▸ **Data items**

.....

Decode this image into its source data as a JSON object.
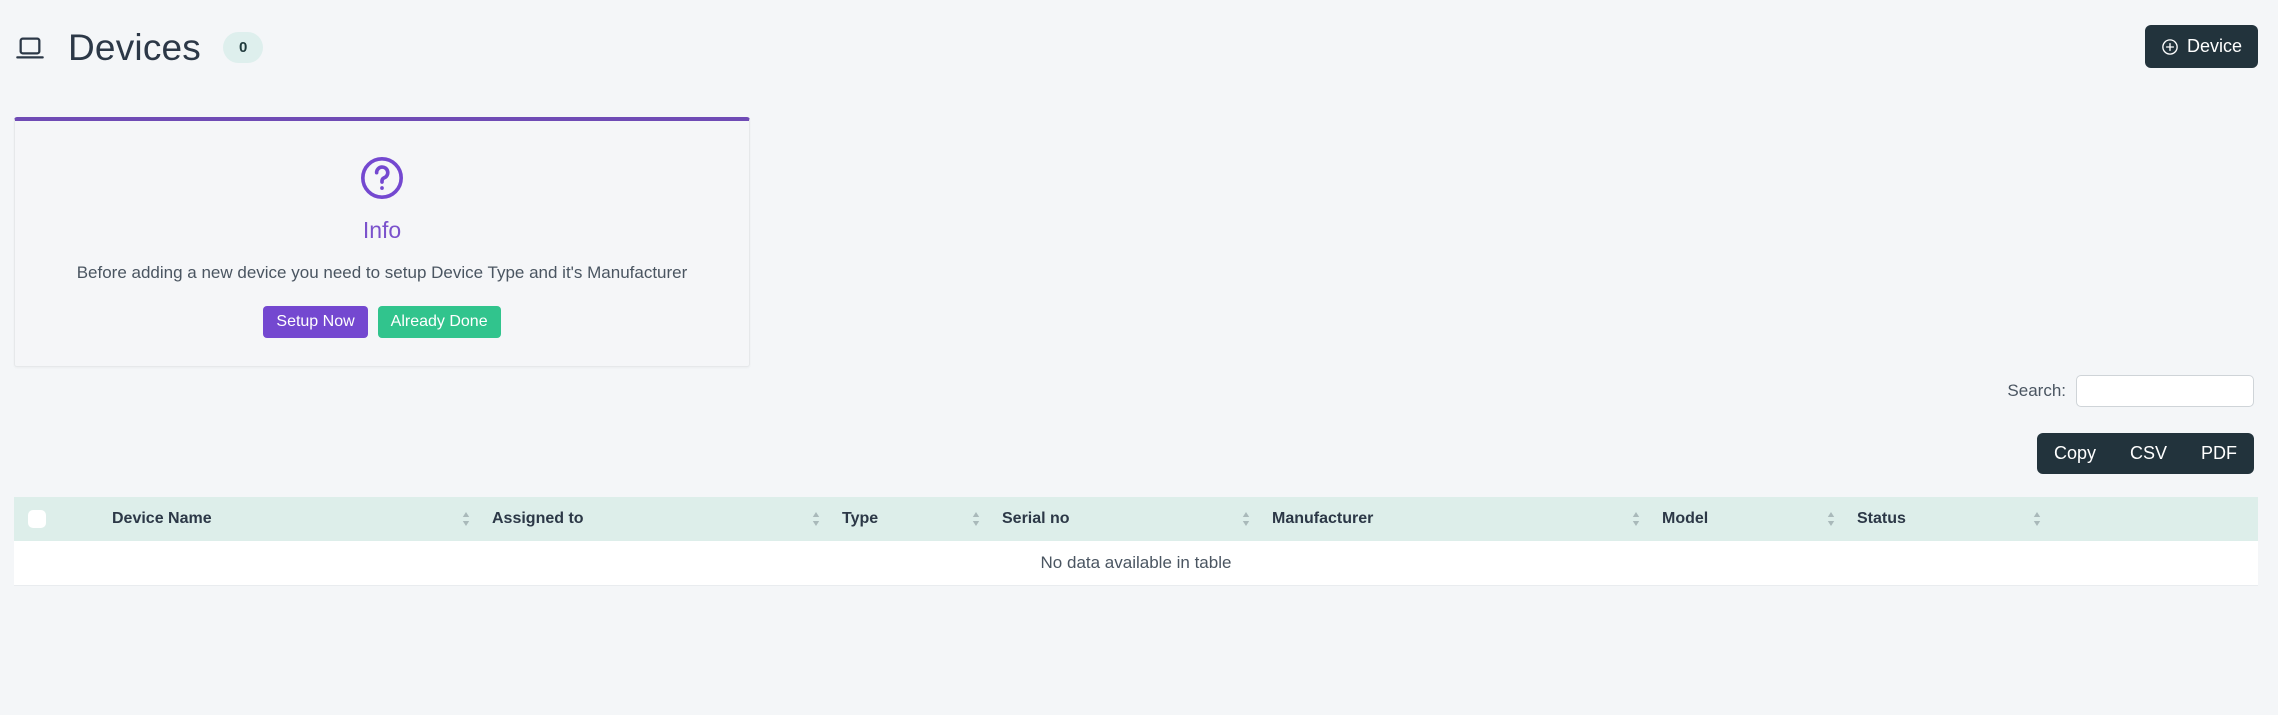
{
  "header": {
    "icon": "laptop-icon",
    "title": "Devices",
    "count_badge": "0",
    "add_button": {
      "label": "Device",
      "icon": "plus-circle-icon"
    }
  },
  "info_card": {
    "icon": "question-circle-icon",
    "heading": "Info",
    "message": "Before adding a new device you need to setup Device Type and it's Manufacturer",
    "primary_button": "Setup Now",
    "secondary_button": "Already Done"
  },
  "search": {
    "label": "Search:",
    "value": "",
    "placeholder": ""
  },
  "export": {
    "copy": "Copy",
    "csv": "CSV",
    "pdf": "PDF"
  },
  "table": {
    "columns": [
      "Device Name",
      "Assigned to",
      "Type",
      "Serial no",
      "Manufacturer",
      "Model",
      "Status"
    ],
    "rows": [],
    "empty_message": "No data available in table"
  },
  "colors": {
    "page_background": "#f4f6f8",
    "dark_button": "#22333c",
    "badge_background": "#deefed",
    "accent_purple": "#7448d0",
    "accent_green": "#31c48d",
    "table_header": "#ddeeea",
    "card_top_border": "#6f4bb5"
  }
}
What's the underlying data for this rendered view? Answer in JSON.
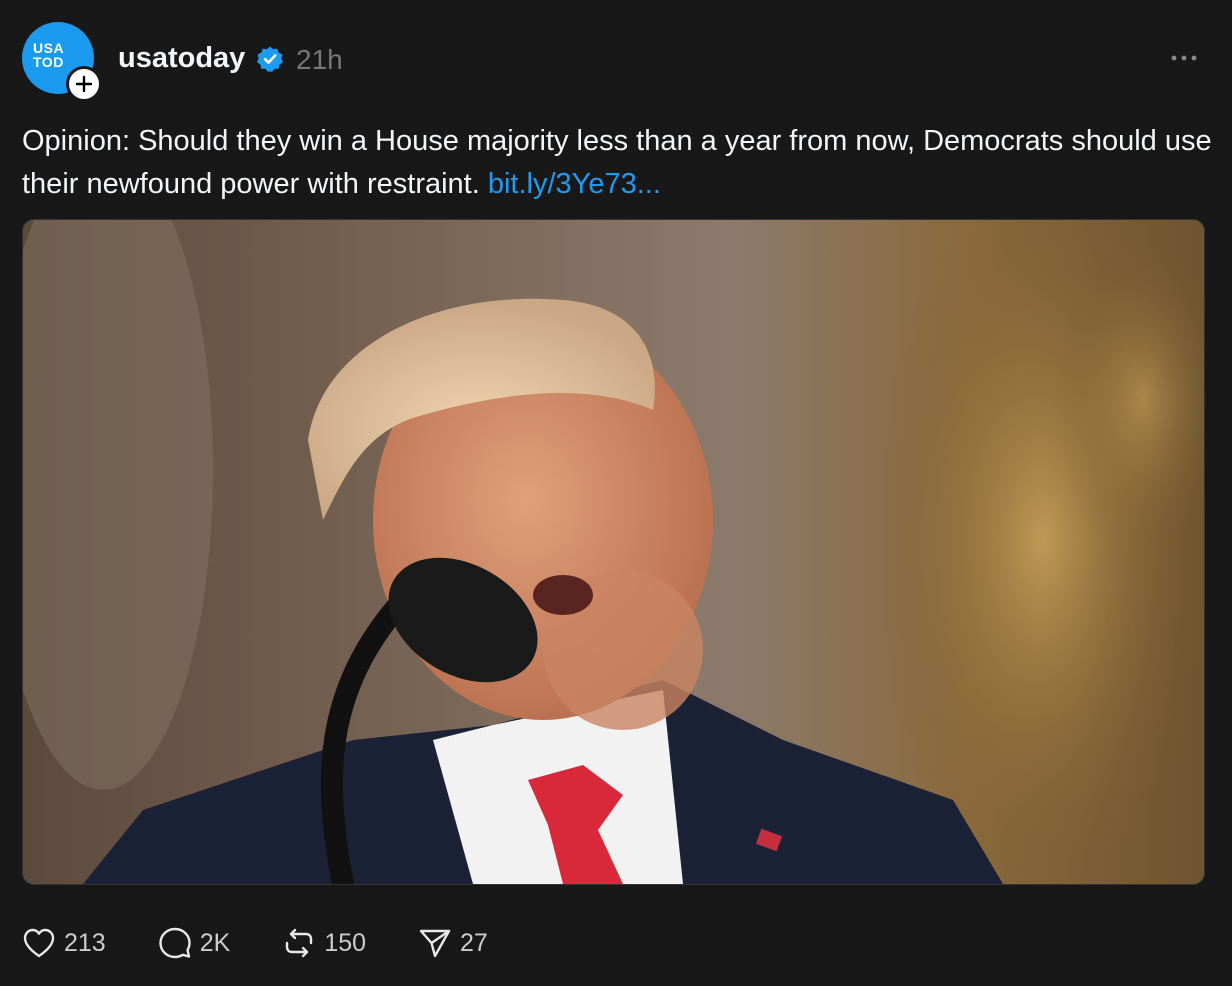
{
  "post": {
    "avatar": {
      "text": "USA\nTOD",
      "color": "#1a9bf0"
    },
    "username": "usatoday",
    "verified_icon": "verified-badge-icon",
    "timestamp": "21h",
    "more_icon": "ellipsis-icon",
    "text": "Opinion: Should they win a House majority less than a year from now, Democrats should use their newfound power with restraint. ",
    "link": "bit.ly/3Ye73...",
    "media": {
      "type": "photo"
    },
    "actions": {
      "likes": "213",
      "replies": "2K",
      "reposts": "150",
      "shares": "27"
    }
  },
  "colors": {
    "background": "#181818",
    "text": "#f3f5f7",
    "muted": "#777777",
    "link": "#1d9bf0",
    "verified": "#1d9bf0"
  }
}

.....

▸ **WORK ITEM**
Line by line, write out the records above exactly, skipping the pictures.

▸ **EXERCISE OUTPUT**
Decode this image into its source data as a JSON object.
{
  "header": {
    "icon": "laptop-icon",
    "title": "Devices",
    "count_badge": "0",
    "add_button": {
      "label": "Device",
      "icon": "plus-circle-icon"
    }
  },
  "info_card": {
    "icon": "question-circle-icon",
    "heading": "Info",
    "message": "Before adding a new device you need to setup Device Type and it's Manufacturer",
    "primary_button": "Setup Now",
    "secondary_button": "Already Done"
  },
  "search": {
    "label": "Search:",
    "value": "",
    "placeholder": ""
  },
  "export": {
    "copy": "Copy",
    "csv": "CSV",
    "pdf": "PDF"
  },
  "table": {
    "columns": [
      "Device Name",
      "Assigned to",
      "Type",
      "Serial no",
      "Manufacturer",
      "Model",
      "Status"
    ],
    "rows": [],
    "empty_message": "No data available in table"
  },
  "colors": {
    "page_background": "#f4f6f8",
    "dark_button": "#22333c",
    "badge_background": "#deefed",
    "accent_purple": "#7448d0",
    "accent_green": "#31c48d",
    "table_header": "#ddeeea",
    "card_top_border": "#6f4bb5"
  }
}
What's the underlying data for this rendered view? Answer in JSON.
{
  "post": {
    "avatar": {
      "text": "USA\nTOD",
      "color": "#1a9bf0"
    },
    "username": "usatoday",
    "verified_icon": "verified-badge-icon",
    "timestamp": "21h",
    "more_icon": "ellipsis-icon",
    "text": "Opinion: Should they win a House majority less than a year from now, Democrats should use their newfound power with restraint. ",
    "link": "bit.ly/3Ye73...",
    "media": {
      "type": "photo"
    },
    "actions": {
      "likes": "213",
      "replies": "2K",
      "reposts": "150",
      "shares": "27"
    }
  },
  "colors": {
    "background": "#181818",
    "text": "#f3f5f7",
    "muted": "#777777",
    "link": "#1d9bf0",
    "verified": "#1d9bf0"
  }
}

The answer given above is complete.